Before we get there though, Before Midnight has scenes that the previous films didn’t – scenes involving people other than Jesse and Celine. They are staying in a Greek villa with two other couples – one roughly their age, one much younger, still in the bloom of young love, and two widowers – one male, one female – and over a few scenes the men and women talk separately, and then altogether, about their relationships. Finally, we get the type of scene we expect from this series – a long walk through the beautiful Greek town they’re staying in, with just Jesse and Celine, ending with the fight in a hotel room where it’s clear this fairy tale love story isn’t as perfect as it seems.
It’s refreshing to see a film like Before Midnight – especially in the midst of blockbuster season, where even the good movies seem to move a mile a minute, and never slow down enough for any of their characters to say something meaningful. All there is to this series of movies is talk – but what wonderful talk it is. By this point, Hawke and Delphy know Jesse and Celine from the inside out, so you easily sink back into their rhythm with each other. This movie provides each of them with their best role in the series so far – and perhaps the best role of their career (Oscar nominations for their performances, as well as their screenplay, would not be undeserved). These characters have evolved at this point into real people in the middle of a real relationship that has hit a rough patch, without either of them really realizing it – or at least acknowledging it to the other person. The argument that takes up the last act in the film will feel painfully familiar to anyone who has ever been in a long term relationship – it cuts close to the bone as the two characters now know each other well enough to know precisely what buttons to push to anger the other person.

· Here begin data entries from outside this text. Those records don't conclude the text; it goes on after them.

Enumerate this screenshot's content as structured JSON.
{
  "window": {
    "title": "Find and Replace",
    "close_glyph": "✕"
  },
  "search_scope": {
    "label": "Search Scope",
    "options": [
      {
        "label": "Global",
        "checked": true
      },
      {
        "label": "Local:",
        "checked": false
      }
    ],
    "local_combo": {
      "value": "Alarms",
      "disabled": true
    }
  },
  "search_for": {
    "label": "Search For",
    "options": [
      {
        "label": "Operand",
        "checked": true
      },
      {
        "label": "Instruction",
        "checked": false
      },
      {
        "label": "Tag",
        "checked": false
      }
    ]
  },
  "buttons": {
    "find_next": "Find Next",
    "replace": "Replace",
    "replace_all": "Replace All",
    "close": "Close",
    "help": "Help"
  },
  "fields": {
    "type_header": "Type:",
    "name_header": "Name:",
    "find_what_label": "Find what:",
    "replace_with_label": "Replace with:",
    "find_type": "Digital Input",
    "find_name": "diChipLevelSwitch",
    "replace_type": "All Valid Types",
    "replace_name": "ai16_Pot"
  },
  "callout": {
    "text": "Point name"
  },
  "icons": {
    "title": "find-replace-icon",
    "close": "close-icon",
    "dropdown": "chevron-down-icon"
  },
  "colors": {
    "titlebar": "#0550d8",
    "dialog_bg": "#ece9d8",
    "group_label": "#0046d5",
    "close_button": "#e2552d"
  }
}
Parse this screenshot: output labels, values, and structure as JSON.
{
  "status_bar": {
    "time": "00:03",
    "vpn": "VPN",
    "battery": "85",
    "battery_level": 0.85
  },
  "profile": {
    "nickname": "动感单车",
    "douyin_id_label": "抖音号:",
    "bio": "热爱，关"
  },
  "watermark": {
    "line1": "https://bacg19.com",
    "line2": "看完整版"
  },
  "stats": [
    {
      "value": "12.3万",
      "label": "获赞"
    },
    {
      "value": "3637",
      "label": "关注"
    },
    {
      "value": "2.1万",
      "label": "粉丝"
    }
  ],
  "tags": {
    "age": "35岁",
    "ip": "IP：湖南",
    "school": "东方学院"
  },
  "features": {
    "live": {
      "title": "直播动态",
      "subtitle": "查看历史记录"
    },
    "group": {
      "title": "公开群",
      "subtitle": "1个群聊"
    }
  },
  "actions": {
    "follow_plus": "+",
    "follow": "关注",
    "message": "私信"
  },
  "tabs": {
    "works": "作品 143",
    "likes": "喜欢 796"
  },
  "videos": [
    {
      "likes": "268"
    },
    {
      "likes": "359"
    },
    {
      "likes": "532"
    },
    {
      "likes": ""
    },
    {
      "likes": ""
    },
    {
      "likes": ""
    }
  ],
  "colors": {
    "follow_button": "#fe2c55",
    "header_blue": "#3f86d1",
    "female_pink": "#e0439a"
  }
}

I bet that sympathies will be split among gender lines for this movie – with the men thinking that Jesse is “more right” than Celine (I certainly did), and women siding with Celine, and thinking Jesse is still too immature (they have a point). The truth is – both of these characters are right and wrong, sometimes at the same time. What Jesse says is not unreasonable, and at times, Celine does seem to be “the Mayor of Crazy town” as he calls her. But for the most part, Celine’s response is equally valid – as are the criticisms she has about Jesse. Sometimes when two people fight, neither is fully right and neither is fully wrong – and that is the case here.
Before Midnight is the most mature film is the series – and really one of the best films about a long term relationship I have ever seen. I cannot think of another film series that has done what these three films have – the closest I can come up is Ingmar Bergman’s Scenes from a Marriage, followed 30 years later by Saraband – but even that isn’t quite accurate. The trio behind this film has hinted that this will be the last installment – which is perhaps a good thing. I’m not sure where they could go from here, but if in 9 years they decide to revisit Jesse and Celine – who would then be 50, with two teenage daughters – I’ll be there. This is one of the very best films of the year so far.